Background: Several studies have reported that patients who present with idiopathic deep vein thrombosis (DVT) have an increased risk of subsequently developing cancer. A clinical trial had previously been conducted examining the optimal duration of oral anticoagulant therapy following initial heparin treatment in patients with proximal DVT.
Methods: A historical cohort study was performed on patients enrolled in the duration of anticoagulant trial. Patients known to have cancer at the time of entry into the trial were excluded. The qualifying DVTs were classified as idiopathic (no known associated risk factors) or secondary without knowledge of subsequent recurrent venous thrombosis or cancer.

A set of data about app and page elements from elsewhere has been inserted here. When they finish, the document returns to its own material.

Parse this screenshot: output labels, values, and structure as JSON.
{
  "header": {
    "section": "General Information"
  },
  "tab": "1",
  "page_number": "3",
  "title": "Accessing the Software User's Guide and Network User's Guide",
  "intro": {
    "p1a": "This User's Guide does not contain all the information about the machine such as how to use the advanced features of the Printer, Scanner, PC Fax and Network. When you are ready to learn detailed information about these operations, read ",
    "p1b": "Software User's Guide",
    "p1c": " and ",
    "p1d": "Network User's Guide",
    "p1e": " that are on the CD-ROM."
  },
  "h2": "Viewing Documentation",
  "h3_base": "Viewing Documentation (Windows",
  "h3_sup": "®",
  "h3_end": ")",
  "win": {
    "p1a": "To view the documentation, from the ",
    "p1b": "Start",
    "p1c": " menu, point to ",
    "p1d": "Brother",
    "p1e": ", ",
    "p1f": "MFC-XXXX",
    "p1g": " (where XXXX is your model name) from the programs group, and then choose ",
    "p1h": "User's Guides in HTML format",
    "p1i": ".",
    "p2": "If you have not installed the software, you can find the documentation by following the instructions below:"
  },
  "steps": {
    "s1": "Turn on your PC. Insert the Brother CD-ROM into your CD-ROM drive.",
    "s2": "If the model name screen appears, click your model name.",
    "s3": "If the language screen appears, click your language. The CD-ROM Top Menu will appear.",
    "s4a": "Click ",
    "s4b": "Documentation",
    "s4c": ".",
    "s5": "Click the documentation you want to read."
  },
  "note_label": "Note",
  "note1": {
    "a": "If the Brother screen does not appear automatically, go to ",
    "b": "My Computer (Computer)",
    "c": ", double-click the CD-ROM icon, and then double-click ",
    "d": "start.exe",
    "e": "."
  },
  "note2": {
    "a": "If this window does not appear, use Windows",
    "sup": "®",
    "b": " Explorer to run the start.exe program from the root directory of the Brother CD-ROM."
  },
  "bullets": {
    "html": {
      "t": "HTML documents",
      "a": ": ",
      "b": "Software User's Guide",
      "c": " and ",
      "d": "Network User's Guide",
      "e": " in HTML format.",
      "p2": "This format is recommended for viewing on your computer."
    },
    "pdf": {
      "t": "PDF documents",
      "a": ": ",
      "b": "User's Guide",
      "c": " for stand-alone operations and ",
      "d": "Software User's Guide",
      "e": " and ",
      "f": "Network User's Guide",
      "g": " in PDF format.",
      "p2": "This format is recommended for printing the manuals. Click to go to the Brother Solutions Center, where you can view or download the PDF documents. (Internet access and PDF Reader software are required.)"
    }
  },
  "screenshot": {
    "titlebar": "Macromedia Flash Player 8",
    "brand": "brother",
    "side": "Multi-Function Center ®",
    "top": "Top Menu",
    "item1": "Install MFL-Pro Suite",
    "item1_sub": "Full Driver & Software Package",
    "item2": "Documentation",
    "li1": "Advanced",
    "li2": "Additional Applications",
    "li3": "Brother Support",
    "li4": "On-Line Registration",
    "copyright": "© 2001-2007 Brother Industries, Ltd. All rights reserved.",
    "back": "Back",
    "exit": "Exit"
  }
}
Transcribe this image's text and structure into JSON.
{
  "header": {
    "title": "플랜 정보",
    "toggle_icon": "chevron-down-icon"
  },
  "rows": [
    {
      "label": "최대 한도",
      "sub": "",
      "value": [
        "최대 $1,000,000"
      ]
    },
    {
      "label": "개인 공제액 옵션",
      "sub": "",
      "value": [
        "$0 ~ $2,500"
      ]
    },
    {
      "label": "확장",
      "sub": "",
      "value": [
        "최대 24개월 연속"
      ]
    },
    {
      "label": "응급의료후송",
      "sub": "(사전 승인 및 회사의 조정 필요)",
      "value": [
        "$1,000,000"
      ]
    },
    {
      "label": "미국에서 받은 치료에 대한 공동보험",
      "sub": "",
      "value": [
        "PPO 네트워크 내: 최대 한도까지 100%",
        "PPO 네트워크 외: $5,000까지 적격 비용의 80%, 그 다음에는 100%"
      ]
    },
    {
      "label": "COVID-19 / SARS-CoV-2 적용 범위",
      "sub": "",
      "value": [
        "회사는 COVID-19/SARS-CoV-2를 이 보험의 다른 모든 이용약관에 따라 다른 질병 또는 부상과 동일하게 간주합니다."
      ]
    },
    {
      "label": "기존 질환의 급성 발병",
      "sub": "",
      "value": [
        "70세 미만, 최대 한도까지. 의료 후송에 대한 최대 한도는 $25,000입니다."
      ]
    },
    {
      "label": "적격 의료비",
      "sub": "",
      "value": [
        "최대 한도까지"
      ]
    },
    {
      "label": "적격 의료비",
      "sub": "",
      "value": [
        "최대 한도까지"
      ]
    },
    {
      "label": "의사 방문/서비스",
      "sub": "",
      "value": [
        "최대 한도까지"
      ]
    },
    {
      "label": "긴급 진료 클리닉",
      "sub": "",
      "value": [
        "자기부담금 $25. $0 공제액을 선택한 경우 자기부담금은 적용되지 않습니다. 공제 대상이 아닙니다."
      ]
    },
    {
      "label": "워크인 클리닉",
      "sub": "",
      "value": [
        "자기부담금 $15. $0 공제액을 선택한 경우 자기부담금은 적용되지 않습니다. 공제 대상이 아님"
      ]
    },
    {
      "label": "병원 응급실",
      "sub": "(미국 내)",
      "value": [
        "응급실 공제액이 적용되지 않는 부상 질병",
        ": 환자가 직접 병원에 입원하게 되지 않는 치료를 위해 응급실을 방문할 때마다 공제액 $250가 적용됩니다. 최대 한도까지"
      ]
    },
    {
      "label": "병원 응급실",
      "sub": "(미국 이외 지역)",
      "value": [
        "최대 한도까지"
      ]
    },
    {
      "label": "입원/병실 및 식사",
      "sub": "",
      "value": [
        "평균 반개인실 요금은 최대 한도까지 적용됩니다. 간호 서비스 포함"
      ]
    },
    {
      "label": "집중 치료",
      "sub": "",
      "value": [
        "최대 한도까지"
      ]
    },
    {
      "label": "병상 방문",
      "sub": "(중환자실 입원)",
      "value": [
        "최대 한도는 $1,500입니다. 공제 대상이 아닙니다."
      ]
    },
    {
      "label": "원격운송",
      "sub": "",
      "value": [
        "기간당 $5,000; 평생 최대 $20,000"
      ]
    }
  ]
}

The patients were then followed for the development of cancer.
Results: Thirteen (8.6%) of the 152 patients in the idiopathic cohort subsequently developed cancer compared to eight (7.1%) of 112 patients in the secondary cohort, P = 0.86. Two (5.4%) of 37 patients with recurrent venous thromboembolism and 19 (8.4%) of 227 patients without recurrent thromboembolism developed cancer, P = 0.7.
Conclusion: Our study did not detect an increased risk of subsequent cancer in patients presenting with idiopathic DVT compared to secondary DVT; nor did we detect an increased incidence of cancer in patients with recurrent venous thromboembolism. Further studies are required prior to pursuing a policy of aggressive screening for cancer in patients with idiopathic venous thromboembolism.